--- 7am update: doh, I forgot about the wind, they obviously did a good call. GP, shut up next time! ---
4am significant buoy readings
No southerly energy at the buoys, the Surfline forecast calls for a new long period low pulse in the range of 0.7-0.9f 16s.
10.3ft @ 11s from 19° (NNE)
8.3ft @ 13s from 331° (NNW)
5.7ft @ 13s from 327° (NW)
4ft @ 9s from 73° (ENE)
Those very interesting numbers at the buoys require some elaboration. We'll first start from Pat Caldwell's view (the timing is for Oahu).Gales hugging the Aleutians east of the Date Line 12/15-16 aimed highest at targets NE of Hawaii.
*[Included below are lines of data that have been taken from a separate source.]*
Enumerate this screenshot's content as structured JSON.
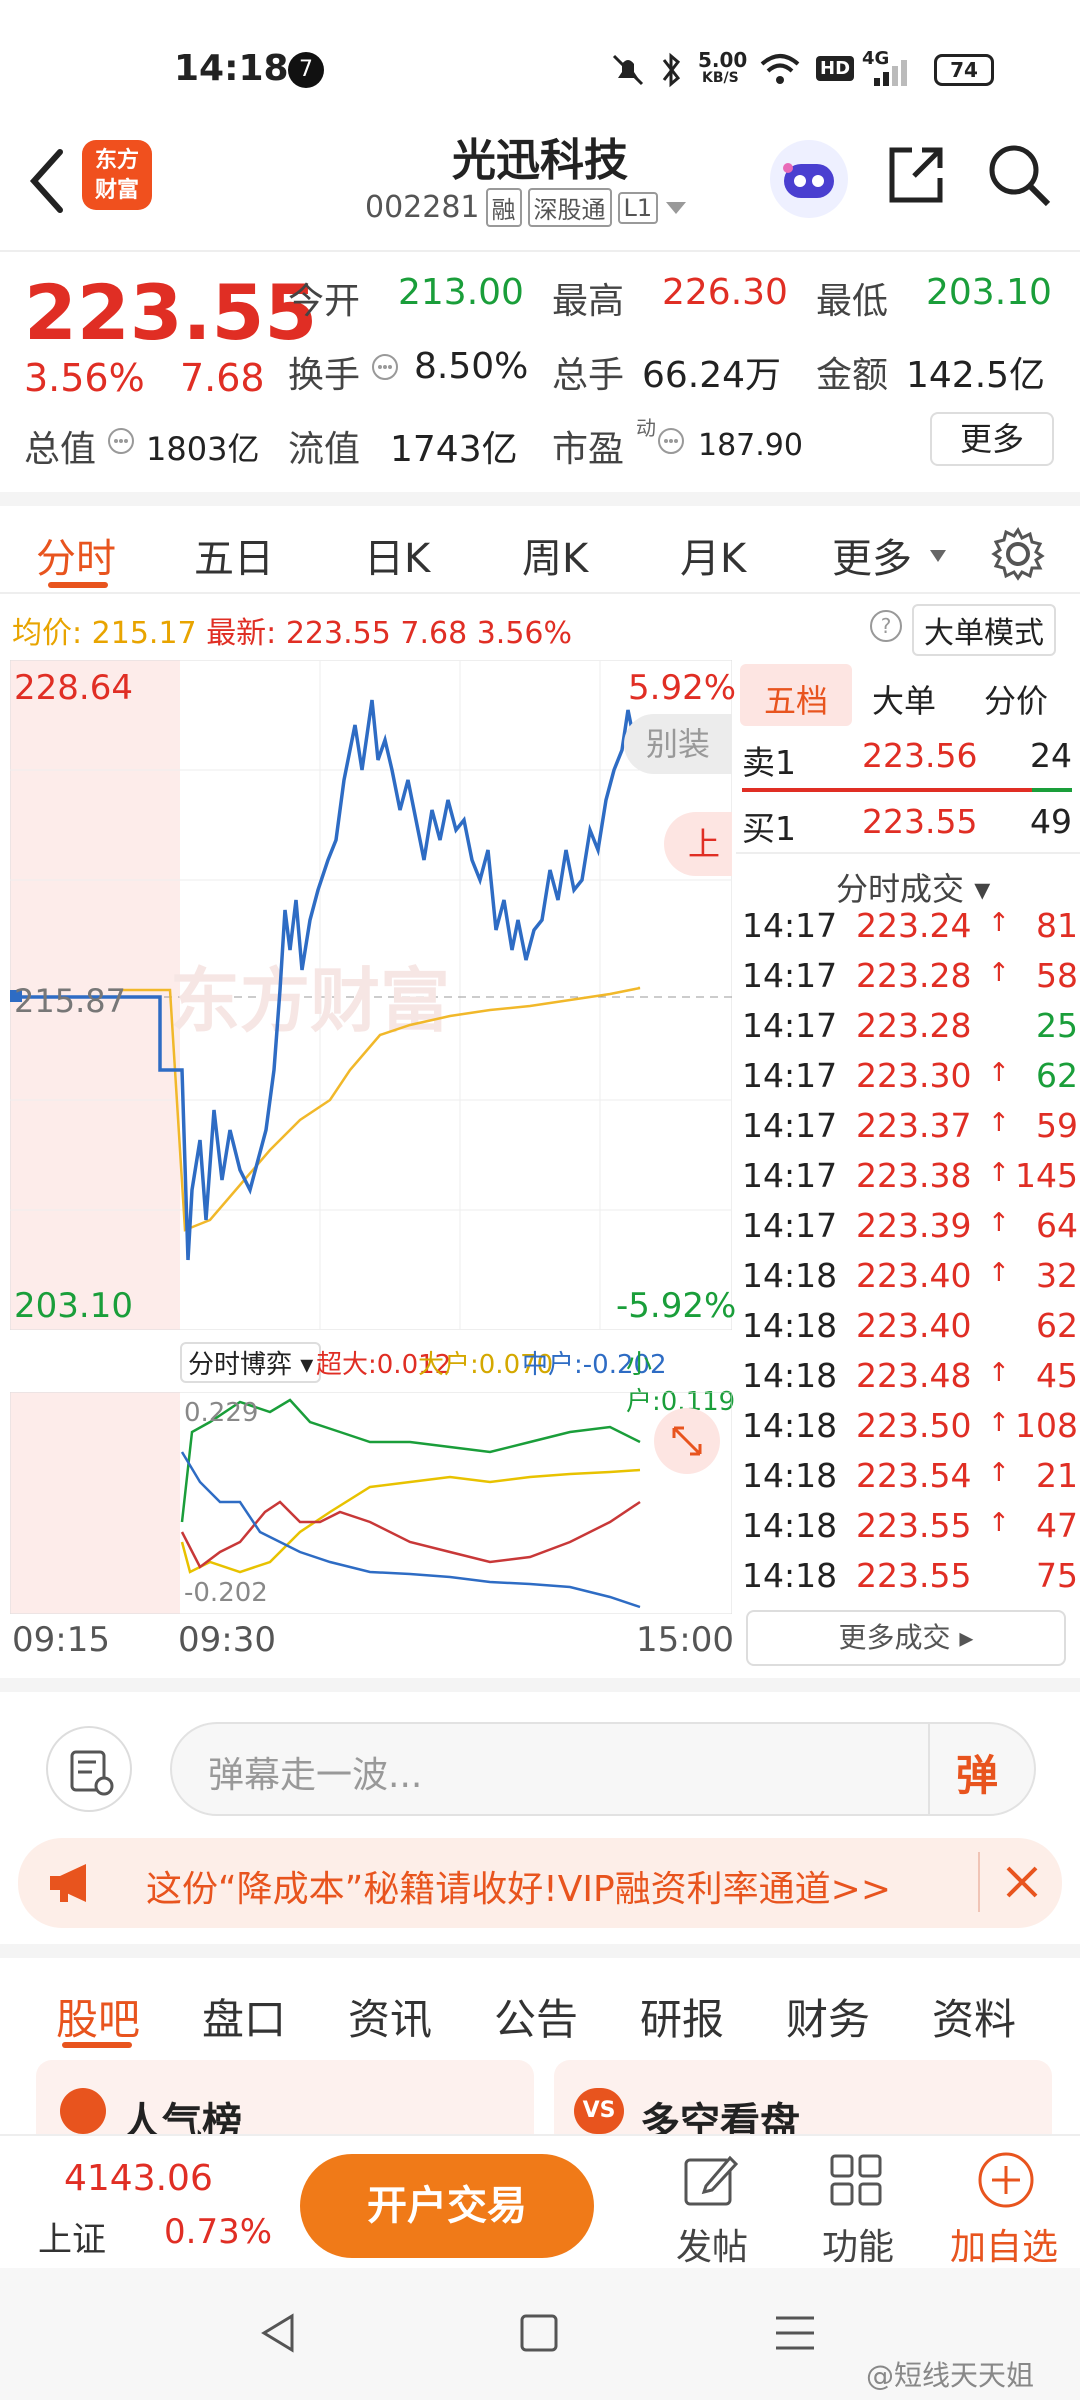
{
  "status_bar": {
    "time": "14:18",
    "notif_count": "7",
    "net_speed_top": "5.00",
    "net_speed_unit": "KB/S",
    "hd": "HD",
    "net_gen": "4G",
    "battery": "74"
  },
  "header": {
    "logo_line1": "东方",
    "logo_line2": "财富",
    "title": "光迅科技",
    "code": "002281",
    "tags": [
      "融",
      "深股通",
      "L1"
    ]
  },
  "quote": {
    "price": "223.55",
    "change_pct": "3.56%",
    "change": "7.68",
    "open_label": "今开",
    "open": "213.00",
    "high_label": "最高",
    "high": "226.30",
    "low_label": "最低",
    "low": "203.10",
    "turnover_label": "换手",
    "turnover": "8.50%",
    "volume_label": "总手",
    "volume": "66.24万",
    "amount_label": "金额",
    "amount": "142.5亿",
    "mktcap_label": "总值",
    "mktcap": "1803亿",
    "float_label": "流值",
    "float": "1743亿",
    "pe_label": "市盈",
    "pe_sup": "动",
    "pe": "187.90",
    "more": "更多"
  },
  "tabs": [
    "分时",
    "五日",
    "日K",
    "周K",
    "月K",
    "更多"
  ],
  "avg_line": {
    "avg_label": "均价:",
    "avg": "215.17",
    "latest_label": "最新:",
    "latest": "223.55",
    "chg": "7.68",
    "pct": "3.56%",
    "mode_btn": "大单模式"
  },
  "chart_labels": {
    "top_price": "228.64",
    "mid_price": "215.87",
    "bottom_price": "203.10",
    "top_pct": "5.92%",
    "bottom_pct": "-5.92%",
    "side_tip1": "别装",
    "side_tip2": "上",
    "watermark": "东方财富"
  },
  "flow": {
    "selector": "分时博弈",
    "super_label": "超大:",
    "super": "0.012",
    "big_label": "大户:",
    "big": "0.070",
    "mid_label": "中户:",
    "mid": "-0.202",
    "small_label": "小户:",
    "small": "0.119",
    "max": "0.229",
    "min": "-0.202"
  },
  "time_axis": [
    "09:15",
    "09:30",
    "15:00"
  ],
  "side_tabs": [
    "五档",
    "大单",
    "分价"
  ],
  "orderbook": [
    {
      "label": "卖1",
      "price": "223.56",
      "qty": "24"
    },
    {
      "label": "买1",
      "price": "223.55",
      "qty": "49"
    }
  ],
  "trades_header": "分时成交",
  "trades": [
    {
      "t": "14:17",
      "p": "223.24",
      "up": true,
      "v": "81",
      "vc": "red"
    },
    {
      "t": "14:17",
      "p": "223.28",
      "up": true,
      "v": "58",
      "vc": "red"
    },
    {
      "t": "14:17",
      "p": "223.28",
      "up": false,
      "v": "25",
      "vc": "green"
    },
    {
      "t": "14:17",
      "p": "223.30",
      "up": true,
      "v": "62",
      "vc": "green"
    },
    {
      "t": "14:17",
      "p": "223.37",
      "up": true,
      "v": "59",
      "vc": "red"
    },
    {
      "t": "14:17",
      "p": "223.38",
      "up": true,
      "v": "145",
      "vc": "red"
    },
    {
      "t": "14:17",
      "p": "223.39",
      "up": true,
      "v": "64",
      "vc": "red"
    },
    {
      "t": "14:18",
      "p": "223.40",
      "up": true,
      "v": "32",
      "vc": "red"
    },
    {
      "t": "14:18",
      "p": "223.40",
      "up": false,
      "v": "62",
      "vc": "red"
    },
    {
      "t": "14:18",
      "p": "223.48",
      "up": true,
      "v": "45",
      "vc": "red"
    },
    {
      "t": "14:18",
      "p": "223.50",
      "up": true,
      "v": "108",
      "vc": "red"
    },
    {
      "t": "14:18",
      "p": "223.54",
      "up": true,
      "v": "21",
      "vc": "red"
    },
    {
      "t": "14:18",
      "p": "223.55",
      "up": true,
      "v": "47",
      "vc": "red"
    },
    {
      "t": "14:18",
      "p": "223.55",
      "up": false,
      "v": "75",
      "vc": "red"
    }
  ],
  "more_trades": "更多成交",
  "danmu": {
    "placeholder": "弹幕走一波...",
    "btn": "弹"
  },
  "promo": "这份“降成本”秘籍请收好!VIP融资利率通道>>",
  "bottom_tabs": [
    "股吧",
    "盘口",
    "资讯",
    "公告",
    "研报",
    "财务",
    "资料"
  ],
  "cards": {
    "left": "人气榜",
    "right": "多空看盘",
    "right_badge": "VS"
  },
  "footer": {
    "index_value": "4143.06",
    "index_name": "上证",
    "index_pct": "0.73%",
    "trade_btn": "开户交易",
    "post": "发帖",
    "func": "功能",
    "add": "加自选"
  },
  "watermark_text": "@短线天天姐"
}
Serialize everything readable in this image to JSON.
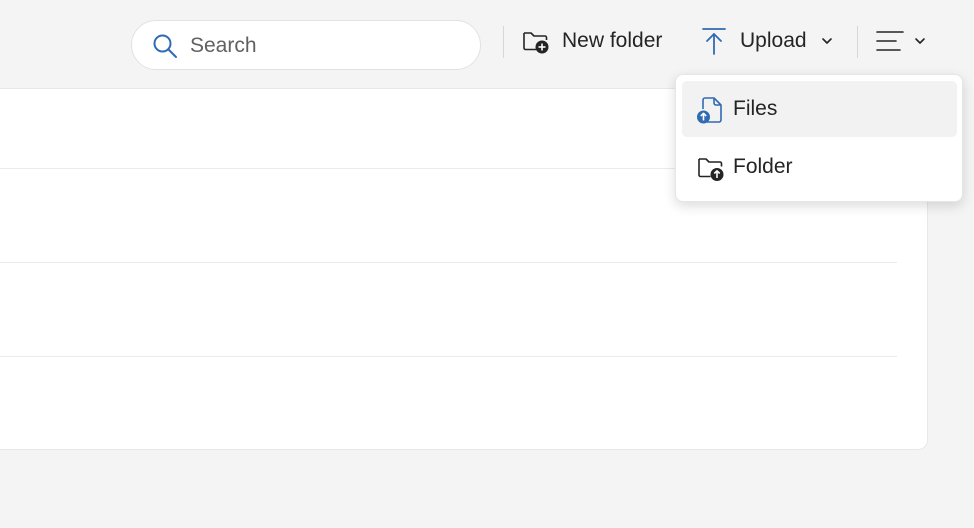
{
  "toolbar": {
    "search": {
      "placeholder": "Search",
      "value": ""
    },
    "new_folder_label": "New folder",
    "upload_label": "Upload"
  },
  "upload_menu": {
    "items": [
      {
        "label": "Files",
        "icon": "file-upload-icon",
        "selected": true
      },
      {
        "label": "Folder",
        "icon": "folder-upload-icon",
        "selected": false
      }
    ]
  },
  "colors": {
    "accent": "#2f6ab3",
    "background": "#f4f4f4",
    "surface": "#ffffff",
    "text": "#242424"
  }
}
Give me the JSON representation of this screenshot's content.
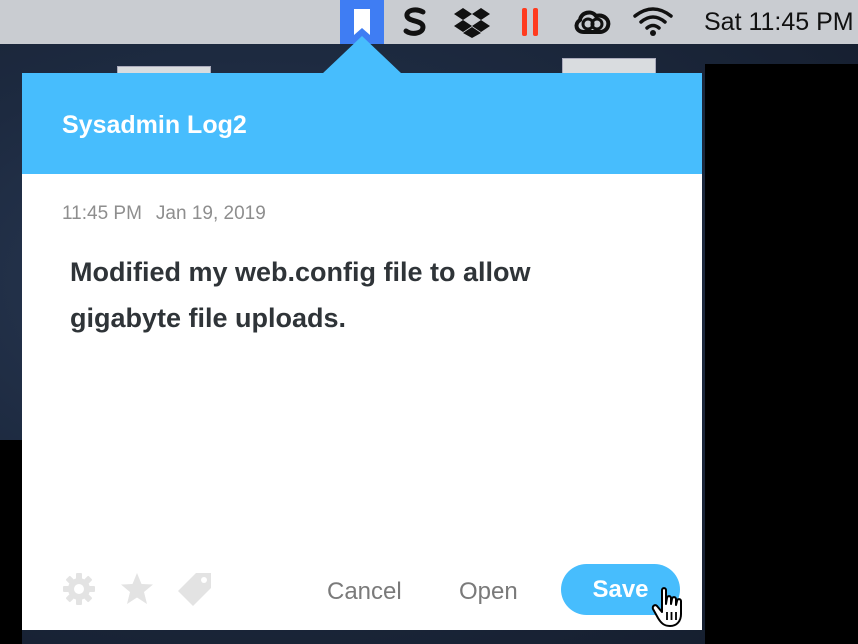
{
  "menubar": {
    "icons": [
      "bookmark-icon",
      "scrivener-s-icon",
      "dropbox-icon",
      "pause-icon",
      "creative-cloud-icon",
      "wifi-icon"
    ],
    "clock": "Sat 11:45 PM"
  },
  "popover": {
    "title": "Sysadmin Log2",
    "time": "11:45 PM",
    "date": "Jan 19, 2019",
    "note": "Modified my web.config file to allow gigabyte file uploads.",
    "footer_icons": [
      "gear-icon",
      "star-icon",
      "tag-icon"
    ],
    "cancel_label": "Cancel",
    "open_label": "Open",
    "save_label": "Save"
  },
  "colors": {
    "accent": "#47bdfd",
    "menubar": "#c9ccd1",
    "bookmark_highlight": "#3f7df3",
    "pause": "#ff3b1f"
  }
}
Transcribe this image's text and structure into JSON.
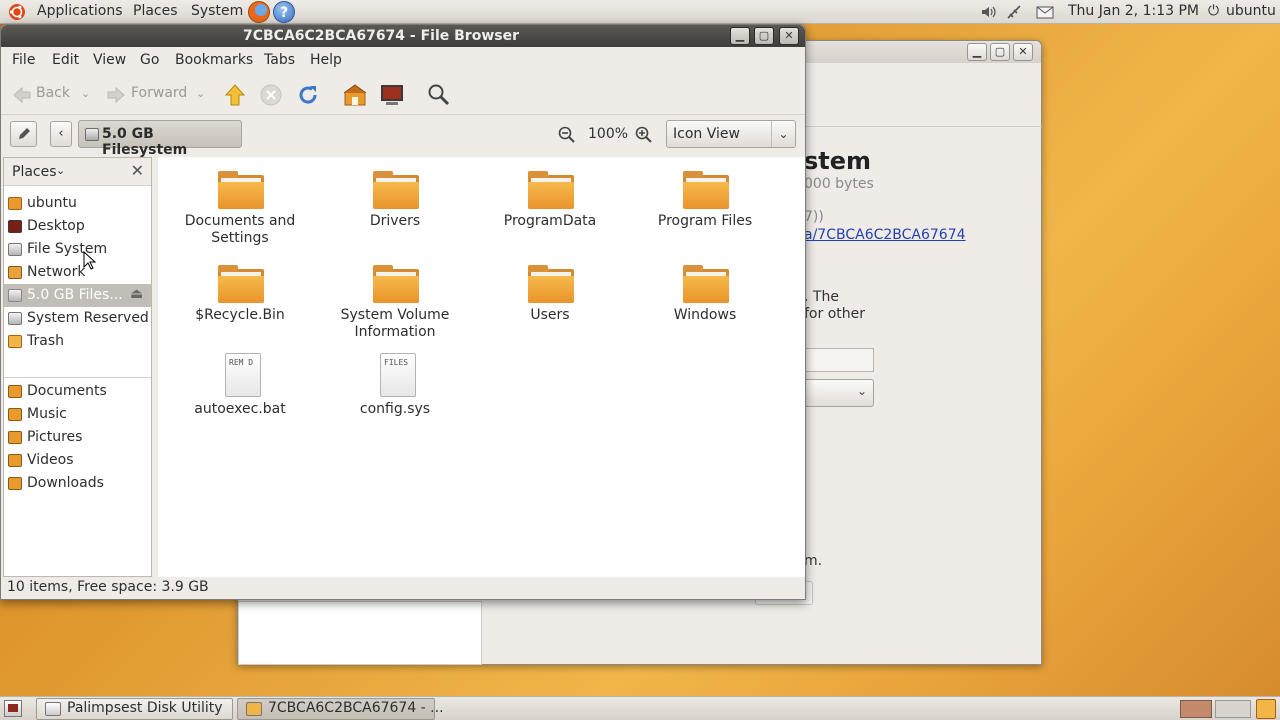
{
  "top_panel": {
    "menus": [
      "Applications",
      "Places",
      "System"
    ],
    "clock": "Thu Jan  2,  1:13 PM",
    "user": "ubuntu"
  },
  "disk_utility": {
    "heading": "stem",
    "bytes": "000 bytes",
    "partial": "7))",
    "link": "a/7CBCA6C2BCA67674",
    "desc_line1": ". The",
    "desc_line2": "for other",
    "tail": "m."
  },
  "file_browser": {
    "title": "7CBCA6C2BCA67674 - File Browser",
    "menu": [
      "File",
      "Edit",
      "View",
      "Go",
      "Bookmarks",
      "Tabs",
      "Help"
    ],
    "toolbar": {
      "back": "Back",
      "forward": "Forward"
    },
    "path_button": "5.0 GB Filesystem",
    "zoom": "100%",
    "view_mode": "Icon View",
    "sidebar": {
      "header": "Places",
      "places": [
        "ubuntu",
        "Desktop",
        "File System",
        "Network",
        "5.0 GB Files...",
        "System Reserved",
        "Trash"
      ],
      "bookmarks": [
        "Documents",
        "Music",
        "Pictures",
        "Videos",
        "Downloads"
      ]
    },
    "files": [
      {
        "name": "Documents and\nSettings",
        "type": "folder"
      },
      {
        "name": "Drivers",
        "type": "folder"
      },
      {
        "name": "ProgramData",
        "type": "folder"
      },
      {
        "name": "Program Files",
        "type": "folder"
      },
      {
        "name": "$Recycle.Bin",
        "type": "folder"
      },
      {
        "name": "System Volume\nInformation",
        "type": "folder"
      },
      {
        "name": "Users",
        "type": "folder"
      },
      {
        "name": "Windows",
        "type": "folder"
      },
      {
        "name": "autoexec.bat",
        "type": "file",
        "preview": "REM D"
      },
      {
        "name": "config.sys",
        "type": "file",
        "preview": "FILES"
      }
    ],
    "status": "10 items, Free space: 3.9 GB"
  },
  "taskbar": {
    "tasks": [
      "Palimpsest Disk Utility",
      "7CBCA6C2BCA67674 - ..."
    ]
  }
}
Angular spreading is directing some swell towards Hawaii.
This energy got a boost from near to low-end gales that set up in a NE to SW orientation to the immediate NNW to N of Hawaii 12/17-18. This pattern was aiming highest seas NW of Hawaii during the onset 12/17. NOAA NW buoys shot up fast in the morning 12/18 from within NNW to NNE. This shorter period swell should build locally in the wee hours Tuesday from 340-010 degrees. Heights should climb above the Fall average by dawn 12/19.
Below are the maps of Dec 15 (left) and 16 that show the fetches he's talking about at the beginning.
Below is the collage of the three reported buoys. On the post Buoys to Maui travel times and Maui's shadow lines you'll learn that the travel time from the Waimea buoy to Maui at 13s of period is 5 hours and so I drew a red dotted line to show how the swell should pick up in the wee hours in Maui: quite sharply like it did in Oahu during the night. That's a much sharper rise than predicted by the Surfline version of the WW3 model.
I also circled and indicated with two arrows the change of the direction at the NW101 buoy (bottom left). The swell will start from a NW direction and then become more and more north before going towards the NNE.
Lastly, notice that the easterly energy which provided some great waves in the last couple of days is now declining.
Wind map at noon shows very light onshores which will start blowing around 10ish after a start of the day with light offshores.
North Pacific shows a distant westerly small fetch and a couple of closeby fetches related to a low that will intensify and move slowly to the north. This is going to be the main source of waves (northerly energy) for the next couple of days, but unfortunately it will also cause some rain and some northerly winds.
South Pacific shows a tiny fetch SE of New Zealand.
Morning sky looks rain menacing.
And in fact, it's just down there and moving closer.